In contrast to rifle or sniper shooting, fast reflexes and flexibility are essential for shotgun shooting. We have only one most common shotgun shooting position and stance for hunting among all kinds of shooting positions and stances.
Yes, the most common way to shoot with a shotgun is standing because hunting with a shotgun is only for short-range. This means that your prey can be out of your range at any time, and you need to catch up as soon as possible.
What Are The Common Shotgun Shooting Stances For Moving Targets?
Swing-through shotgun shooting technique
If you’re new at shotgun hunting, swing-through is the best technique for you. Because it is easy to follow and lets you have more extra times to aim and figure out when you should take the shot.
Point your shotgun at a moving target and take a swing. Increase the gun's speed such that the muzzle passes the target before firing. In other words, "swing through" the target and shoot at a blank spot in front of it.
Sustained lead technique
Sustained lead is an advanced technique that only an experienced hunter can use for specific types of prey (or target). For example, some shooters will use sustained lead for more extended crossing targets or a duck flying in the straight line.
The key here is to raise your shotgun barrels correctly to the target, then swing at the same speed as the target moving while maintaining the correct lead as you fire. Of course, you must resist the urge to stop swinging as you fire, or you will miss.
Because your shotgun swing has the same speed as the target, most hunters who practice this method claim it is possible to be more consistent.
Pull away method
Clay shooting instructors frequently teach this method because it is widely regarded as the best foundation for good clay shooting techniques and is suitable for most Sporting clays.
In this case, we want to mount the gun on the target, then pull ahead of it and fire. Again, don't let your swing come to a halt as you shoot.

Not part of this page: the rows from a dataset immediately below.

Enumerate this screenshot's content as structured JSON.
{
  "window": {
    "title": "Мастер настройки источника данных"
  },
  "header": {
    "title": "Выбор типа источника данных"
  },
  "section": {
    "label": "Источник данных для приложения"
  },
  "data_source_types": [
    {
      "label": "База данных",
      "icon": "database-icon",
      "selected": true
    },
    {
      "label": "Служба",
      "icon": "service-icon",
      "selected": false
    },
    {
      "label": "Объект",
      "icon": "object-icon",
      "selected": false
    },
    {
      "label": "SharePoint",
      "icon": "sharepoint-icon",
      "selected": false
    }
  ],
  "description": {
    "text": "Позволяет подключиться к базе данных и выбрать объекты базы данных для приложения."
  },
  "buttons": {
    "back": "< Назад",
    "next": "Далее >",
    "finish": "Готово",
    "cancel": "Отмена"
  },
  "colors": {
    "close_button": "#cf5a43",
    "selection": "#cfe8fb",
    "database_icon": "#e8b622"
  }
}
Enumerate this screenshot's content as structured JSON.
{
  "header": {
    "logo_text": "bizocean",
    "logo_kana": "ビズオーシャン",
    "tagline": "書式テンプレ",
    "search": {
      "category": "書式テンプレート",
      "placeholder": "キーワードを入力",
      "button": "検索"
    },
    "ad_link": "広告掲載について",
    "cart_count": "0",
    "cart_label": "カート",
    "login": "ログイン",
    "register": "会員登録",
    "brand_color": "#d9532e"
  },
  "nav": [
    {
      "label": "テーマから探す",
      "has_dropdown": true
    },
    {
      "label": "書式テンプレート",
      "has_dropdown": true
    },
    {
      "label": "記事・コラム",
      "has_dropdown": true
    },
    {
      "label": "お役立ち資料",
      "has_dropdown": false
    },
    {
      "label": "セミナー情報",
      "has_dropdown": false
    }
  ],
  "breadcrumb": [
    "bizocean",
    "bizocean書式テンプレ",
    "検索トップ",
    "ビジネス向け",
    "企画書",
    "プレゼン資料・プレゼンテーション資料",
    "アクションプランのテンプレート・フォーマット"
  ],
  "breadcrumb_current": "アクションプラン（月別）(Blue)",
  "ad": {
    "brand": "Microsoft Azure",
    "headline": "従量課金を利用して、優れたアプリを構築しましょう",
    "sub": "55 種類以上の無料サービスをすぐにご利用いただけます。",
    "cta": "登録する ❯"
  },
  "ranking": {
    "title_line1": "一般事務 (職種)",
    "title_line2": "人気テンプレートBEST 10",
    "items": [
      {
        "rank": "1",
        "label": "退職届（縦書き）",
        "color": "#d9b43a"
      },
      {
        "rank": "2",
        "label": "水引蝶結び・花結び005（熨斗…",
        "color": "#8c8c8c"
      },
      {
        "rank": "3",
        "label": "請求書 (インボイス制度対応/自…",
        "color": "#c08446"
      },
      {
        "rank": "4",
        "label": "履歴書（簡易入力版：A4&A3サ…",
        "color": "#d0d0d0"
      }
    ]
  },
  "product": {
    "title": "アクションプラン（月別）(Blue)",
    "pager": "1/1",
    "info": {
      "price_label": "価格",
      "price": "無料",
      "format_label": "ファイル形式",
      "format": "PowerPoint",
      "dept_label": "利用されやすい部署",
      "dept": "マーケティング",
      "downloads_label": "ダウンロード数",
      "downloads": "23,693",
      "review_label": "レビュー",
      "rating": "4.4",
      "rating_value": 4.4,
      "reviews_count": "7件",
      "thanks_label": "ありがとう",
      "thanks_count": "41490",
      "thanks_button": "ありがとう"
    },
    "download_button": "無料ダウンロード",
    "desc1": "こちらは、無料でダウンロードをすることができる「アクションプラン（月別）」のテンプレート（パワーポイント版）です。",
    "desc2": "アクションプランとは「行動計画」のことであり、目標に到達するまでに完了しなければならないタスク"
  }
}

Some other methods
Those are the two main types of technique, but we still have some more others like “ambush,” “spot shooting,” and “swing-to”... It's not common because that technique is specialized for some specific targets.
How To Practice Standing As The Common Shotgun Shooting Position?
Now you want to know how to shoot with a shotgun commonly, so here are all the things you need to keep in mind to increase your result with a shotgun while hunting:
While hunting with a shotgun, you’re most likely to shot at a moving target from a standing position. As a result, the place you stand in must allow you to swing freely across a large arc while maintaining control. This requires a comfortable, balanced stance.
Stand with your feet shoulder-width apart, and your knees slightly bent to provide ideal balance. Bring your left foot forward slightly (if you're right-handed) and lean in the same way. The location of your feet is critical. Your front foot's toes should point at roughly 45 degrees toward the target. Even if you're taking a rapid shot, take the time to position your feet correctly.
Swinging with a moving target is easier if your knees are slightly bent. The bent leg to the back supports the hip motions, allowing you to swing easily.
To help you visualize more easily how to stand correctly with a shotgun, here is a video from Mossberg:
Hold a shotgun properly
- Hold the standard grip with your preferred hand and place your other hand on the fore-grip.
- When you lift the shotgun to your shoulder, the stock should be brought to your cheek first and then back to your shoulder.
- A typical mistake is to descend the head and cheek to the stock rather than to take the stock to the cheek. When done correctly, the shotgun butt should always be on your shoulder in the same place as your head naturally.
Aim with a shotgun
While hunting with a shotgun, targets usually appear suddenly or run away quickly, so if you try to aim with a shotgun, your prey can have more time to recognize you and then escape out of your range. That’s why the shotgun is designed to point at the target, with the eyesight sit at the top of the barrel or rib.
The sight is usually a little plastic head on the front of the gun. To shoot more accurately when using the sight, your eye must be in line with the barrel, so you need to put your head correctly on the stock.
When you raise the shotgun to your face, the stock should sit snuggly against your cheek, with your eye on the side above the shotgun's centerline. If you cannot take that position comfortably, you may need to readjust the position till you feel confident the most.
Take your shot
When shooting with a shotgun, speed is more important than accuracy. So the quick trigger action is a key to bring better results while hunting with this gun. To take a shot, your primary hand must rapidly slap the trigger decisively while your secondary hand maintains a firm grasp on the shotgun while pushing the stock back.
You don’t need to use breath control skills while shooting with a shotgun because the while you raise your gun into the spot, you will eventually take a shot as soon as the stock sits comfortably in your cheek. The range is not so far, so you don’t need to use your breath control skills.
If you are hunting duck or flying object, check out some best shotgun chokes for hunting small, fast close birds.
Shotguns are used primarily for hunting animals and other small games and for sport like clay shooting. Knowing the most common shotgun shooting position and stance for hunting will increase your hit rate for better results.